The Unicamp Science and Technology Park is one of the pre-certified São Paulo Technology Parks, which includes 27 initiatives spread across various cities in the state of São Paulo, several of which have close ties to universities like the Botucatu Park, linked to the Universidade Estadual Paulista, and the Ribeirão Preto Park, linked to the University of São Paulo. One of the earliest—and the first to receive official certification—was the São José dos Campos Technology Park, an initiative promoted by the city to bring together innovation centers in the areas of health, information technology, aerospace, energy and water resources. The park operates with anchor companies like Embraer, Vale, Ericsson and Sabesp, and has partners such as the Technological Institute of Aeronautics (ITA), the Polytechnical School (Poli-USP) and the USP-São Carlos Engineering School, in addition to the Federal University of São Paulo (Unifesp) and the São Paulo Institute for Technological Research (IPT).

The task of creating a technology park within a university is far from trivial. “One common obstacle is space. Not many universities have the land to create parks. Even great institutions, such as Harvard and MIT, have this limitation,” says Roberto Lotufo, who participates in the annual meeting of the Association of University Research Parks (AURP), an entity created in 1986 whose members include the 32 science and technology parks owned by US universities. According to Lotufo, in Brazil there is also the legal difficulty of maintaining an enclave within the campus that follows rules that are different from those that govern public universities. A park linked to a community University epitomizes the benefits that such initiatives can provide to both companies and the academic environment. The Technology Park of the Pontifical Catholic University in Rio Grande do Sul (TECNOPUC), in the city of Porto Alegre, currently consists of 101 innovation centers that bring together companies and institutions of various sizes and employ 4,800 people. The park was established in 2003 as part of PUC-RS’s  strategy to qualify as a research institution. “There was an imbalance between PUC’s established tradition in teaching and the institution’s research that needed to be resolved, and there was also difficulty in raising funds to invest in research, as our source of funds—student fees—was intended mainly to fund teaching,” says Roberto Moschetta, director of TECNOPUC.

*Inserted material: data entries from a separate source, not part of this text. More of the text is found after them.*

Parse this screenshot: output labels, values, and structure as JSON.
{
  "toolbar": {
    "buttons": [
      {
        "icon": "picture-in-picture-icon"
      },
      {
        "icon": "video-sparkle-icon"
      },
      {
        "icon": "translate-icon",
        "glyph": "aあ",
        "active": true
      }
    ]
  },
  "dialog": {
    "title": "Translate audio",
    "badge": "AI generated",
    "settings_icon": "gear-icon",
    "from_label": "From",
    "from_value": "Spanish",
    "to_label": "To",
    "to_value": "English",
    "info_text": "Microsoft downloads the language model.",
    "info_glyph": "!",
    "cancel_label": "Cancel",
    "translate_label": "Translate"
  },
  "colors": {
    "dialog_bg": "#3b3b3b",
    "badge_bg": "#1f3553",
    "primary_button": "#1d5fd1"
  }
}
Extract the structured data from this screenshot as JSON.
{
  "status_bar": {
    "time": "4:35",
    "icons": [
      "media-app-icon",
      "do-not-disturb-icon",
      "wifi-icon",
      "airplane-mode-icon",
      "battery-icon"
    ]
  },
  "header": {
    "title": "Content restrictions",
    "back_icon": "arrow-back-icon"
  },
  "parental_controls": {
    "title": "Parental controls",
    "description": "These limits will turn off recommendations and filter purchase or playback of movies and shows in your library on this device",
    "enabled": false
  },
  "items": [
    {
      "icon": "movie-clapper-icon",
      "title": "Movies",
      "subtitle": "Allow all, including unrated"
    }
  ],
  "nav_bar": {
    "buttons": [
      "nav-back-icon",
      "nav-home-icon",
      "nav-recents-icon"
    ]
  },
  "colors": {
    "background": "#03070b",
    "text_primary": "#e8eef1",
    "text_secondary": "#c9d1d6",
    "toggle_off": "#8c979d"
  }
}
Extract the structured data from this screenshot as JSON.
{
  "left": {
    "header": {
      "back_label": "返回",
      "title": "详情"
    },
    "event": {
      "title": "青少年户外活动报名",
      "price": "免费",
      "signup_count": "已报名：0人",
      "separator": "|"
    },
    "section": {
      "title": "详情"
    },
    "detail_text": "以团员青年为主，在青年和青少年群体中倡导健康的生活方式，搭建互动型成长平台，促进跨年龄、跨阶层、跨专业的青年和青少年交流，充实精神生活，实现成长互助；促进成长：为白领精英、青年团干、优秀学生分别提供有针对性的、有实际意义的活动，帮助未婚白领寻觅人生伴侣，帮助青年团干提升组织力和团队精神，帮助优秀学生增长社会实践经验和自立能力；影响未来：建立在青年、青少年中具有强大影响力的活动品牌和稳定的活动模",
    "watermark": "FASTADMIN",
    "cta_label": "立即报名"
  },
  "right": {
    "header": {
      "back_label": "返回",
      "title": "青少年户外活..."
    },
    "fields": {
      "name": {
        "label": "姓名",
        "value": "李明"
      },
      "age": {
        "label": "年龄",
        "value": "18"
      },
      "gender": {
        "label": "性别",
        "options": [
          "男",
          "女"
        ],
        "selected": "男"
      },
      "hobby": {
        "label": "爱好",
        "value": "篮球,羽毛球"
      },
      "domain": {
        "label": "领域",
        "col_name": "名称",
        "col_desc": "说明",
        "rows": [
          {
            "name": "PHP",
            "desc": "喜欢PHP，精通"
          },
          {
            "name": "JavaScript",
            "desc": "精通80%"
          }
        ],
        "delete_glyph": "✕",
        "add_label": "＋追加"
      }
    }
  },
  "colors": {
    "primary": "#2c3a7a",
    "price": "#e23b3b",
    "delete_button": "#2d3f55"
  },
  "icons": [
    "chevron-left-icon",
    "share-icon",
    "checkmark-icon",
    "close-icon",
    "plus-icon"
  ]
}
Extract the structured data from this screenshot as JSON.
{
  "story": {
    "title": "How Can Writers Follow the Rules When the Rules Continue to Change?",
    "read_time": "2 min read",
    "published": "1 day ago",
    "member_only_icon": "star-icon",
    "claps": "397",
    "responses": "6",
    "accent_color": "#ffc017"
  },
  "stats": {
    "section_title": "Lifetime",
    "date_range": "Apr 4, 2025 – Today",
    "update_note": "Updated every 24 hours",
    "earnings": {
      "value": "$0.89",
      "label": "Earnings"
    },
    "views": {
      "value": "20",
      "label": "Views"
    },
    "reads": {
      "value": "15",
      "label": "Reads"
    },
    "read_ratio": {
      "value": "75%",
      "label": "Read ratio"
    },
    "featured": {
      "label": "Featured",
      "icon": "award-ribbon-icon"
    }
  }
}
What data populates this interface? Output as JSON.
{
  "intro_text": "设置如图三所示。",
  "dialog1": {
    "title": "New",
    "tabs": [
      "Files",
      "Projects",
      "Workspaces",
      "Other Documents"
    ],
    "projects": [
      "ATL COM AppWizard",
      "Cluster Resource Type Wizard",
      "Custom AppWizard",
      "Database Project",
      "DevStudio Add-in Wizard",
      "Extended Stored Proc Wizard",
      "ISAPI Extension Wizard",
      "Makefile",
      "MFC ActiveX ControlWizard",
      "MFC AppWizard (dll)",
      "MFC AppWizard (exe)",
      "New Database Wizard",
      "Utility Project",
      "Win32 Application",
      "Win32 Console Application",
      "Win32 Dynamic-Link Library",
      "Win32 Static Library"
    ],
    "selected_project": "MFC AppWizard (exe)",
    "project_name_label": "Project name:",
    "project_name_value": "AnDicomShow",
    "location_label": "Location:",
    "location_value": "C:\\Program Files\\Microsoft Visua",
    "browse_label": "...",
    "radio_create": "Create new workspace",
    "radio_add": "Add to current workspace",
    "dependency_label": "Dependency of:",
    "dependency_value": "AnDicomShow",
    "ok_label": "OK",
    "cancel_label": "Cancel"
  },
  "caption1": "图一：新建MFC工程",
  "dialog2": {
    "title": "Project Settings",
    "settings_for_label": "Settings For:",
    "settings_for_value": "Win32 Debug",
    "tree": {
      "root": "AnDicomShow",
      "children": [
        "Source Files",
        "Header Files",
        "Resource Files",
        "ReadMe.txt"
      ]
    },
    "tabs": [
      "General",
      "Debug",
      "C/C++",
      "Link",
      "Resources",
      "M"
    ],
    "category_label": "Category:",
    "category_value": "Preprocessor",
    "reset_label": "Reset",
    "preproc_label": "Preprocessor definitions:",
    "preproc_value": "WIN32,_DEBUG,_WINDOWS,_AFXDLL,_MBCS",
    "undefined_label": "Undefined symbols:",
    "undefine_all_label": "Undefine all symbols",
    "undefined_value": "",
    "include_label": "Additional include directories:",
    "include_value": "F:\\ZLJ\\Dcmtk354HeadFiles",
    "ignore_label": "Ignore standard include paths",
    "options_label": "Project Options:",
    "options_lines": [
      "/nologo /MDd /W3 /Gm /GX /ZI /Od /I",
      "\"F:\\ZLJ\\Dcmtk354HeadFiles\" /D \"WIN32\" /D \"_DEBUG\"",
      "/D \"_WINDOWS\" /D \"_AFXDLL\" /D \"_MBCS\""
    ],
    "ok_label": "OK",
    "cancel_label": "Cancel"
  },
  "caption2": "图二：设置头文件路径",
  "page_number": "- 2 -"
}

Full park
The creation of the park, initially focused on information technology and communication with Dell and HP anchor laboratories, sought to attract private funding for research at the institution. Today the park includes the centers of companies like Microsoft and TOTVS, and has expanded its research areas into the fields of energy and health, with agreements with the National Health Surveillance Agency and Petrobras. There is no more space for new initiatives—the 15 hectare lot next to PUC, bought from the Army, is full. Park expansion will take place in a large area 12 kilometers from the university campus. “Of course, not all company centers are developing  high-tech research. Some companies seek the University’s expertise for simple applications,” said Moschetta.

The results of the initiative go beyond expectations. The director points out that TECNOPUC information technology graduate courses offer scholarships to virtually all students, funded by companies located in the park. “It’s a virtuous circle. We are able to attract highly qualified students and our courses gain even more prestige and consistency,” he says. “The coexistence of the companies in the parks also generates unexpected interactions. Partnerships and exchanges of experiences that could not be foreseen at the beginning of the project occur. The environment is synergistic, and acts as a catalyst. The energy you see in the park environment is due more to the connections that form than to the environment itself,” he says.